Wednesday 27th June 2012 09:00
We had arranged to meet one of the surgeons today via e-mail. He advised that it would be beneficial for us to watch two very different types of operations that he performed.
The surgeon wasn’t operating himself on this day but instead had a registrar that he was supervising. We recognised the nurses and ODP in this theatre which allowed us to feel more comfortable in the environment. There was a new Anaesthetist whom we introduced ourselves to.
The operation itself was done laparoscopically and therefore we watched in amusement as the different team members communicated whilst looking in different directions at different screens. The consultant surgeon always had one eye on a screen, even when he was talking with others about something unrelated.
Another interesting aspect today was that there was music being played. It was quite loud and the registrar appeared to be enjoying it. It appeared to contrast the other operations we had observed where noise was kept to a minimum.

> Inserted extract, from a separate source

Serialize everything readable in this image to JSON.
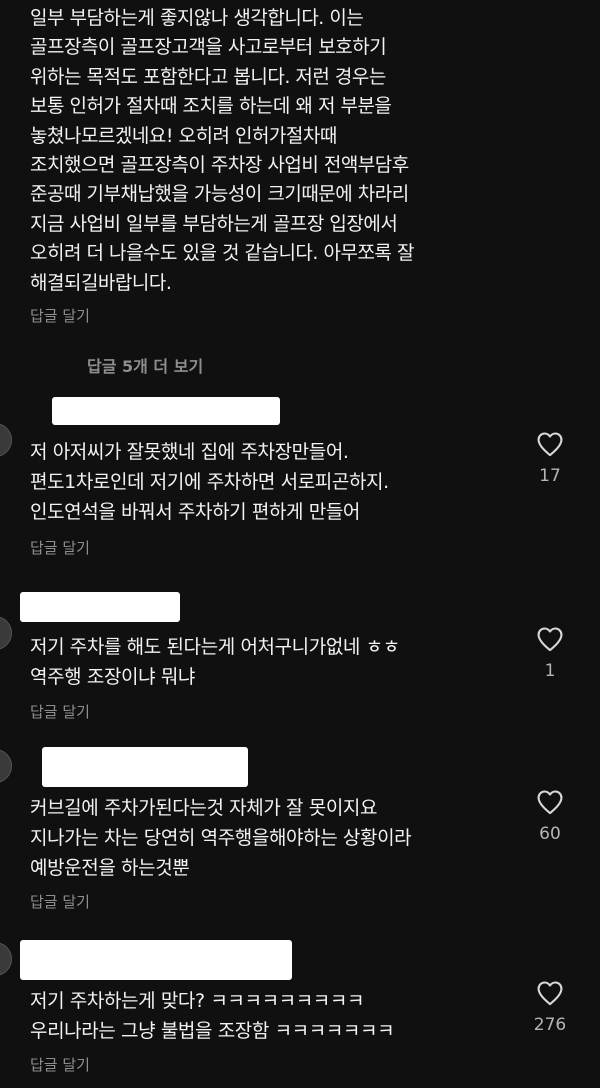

Thursday 28th June 2012 09:00
We headed to theatres again today to meet another surgeon we had arranged to. Unfortunately when we arrived the list had changed and another surgical team was using the theatre. Due to time and having to go to another building we decided to stay where we were.
This was a very straight forward hernia repair and the environment reflected this in the way in which everyone talked more freely and appeared less concerned.
Tuesday 3rd July 2012 09:00
We were back to the main theatres again today after arranging with one of the surgeons to see a different location and type of operation that he would perform. When we arrived we recognised a good percentage of the staff and so no formalities were needed.
The operation itself was set to be a long one (between 6-8 hours). It appeared that the staff were preparing the theatre with this in mind. The WHO checklist was also done precisely to ensure that everything was ready and everyone knew who each other was.
Once the operation commenced, myself and Terhi noticed how ‘transient’ the room was in that many different people were entering and leaving the theatre throughout the operation. At one point the surgeon looked up at a person who had not long arrived and asked “who are you?”. That person replied that they were a medical student.
People continued to come and go and it was hard to keep track on who was who. This contrasted to the last operating theatre we had been in where only the working staff were involved and everyone knew who each other was.
Thursday 19th July 2012 08:15
On 19th July we were asked to participate in a cadaver simulation day at the Royal college of surgeons. Initially we were only going to observe in order to give our thoughts and opinions on how we felt the simulation went, however after further thought we asked the organisers if we could do some filming of the simulation in order to obtain data for our own analysis. They were happy for us to do this and we took our equipment along.
The cadaver being utilised was fresh frozen in order to provide a realistic simulation. Due to this aspect, the researchers were concerned with how people felt about training in this manner and in particular with regards to smells and ethical concerns.
When I first entered the simulation room that had been set up to represent an operating theatre, the first thing I noticed was the smell. Although not particularly potent, combined with the sight of the cadaver, I felt a little uneasy at first. However as the day went on and the room was transferred into what felt like a real theatre environment, these issues no longer appeared to bother me.
The simulation itself was very good and very realistic. The researchers had even managed to introduce fake blood into the cadaver, giving the scenario even more realism. The operating team themselves seemed to get completely caught up in the scenario and one surgeon commented after that his heart had been racing throughout the procedure.
Another important aspect of the simulation was that there was a full operating team present, such as nurses, ODP’s, anaesthetist’s and surgeons and not just one health care professional group which is usually the case in simulation scenarios. Even one of the lab technicians commented on how they had never seen a simulation appear so real in their laboratories before.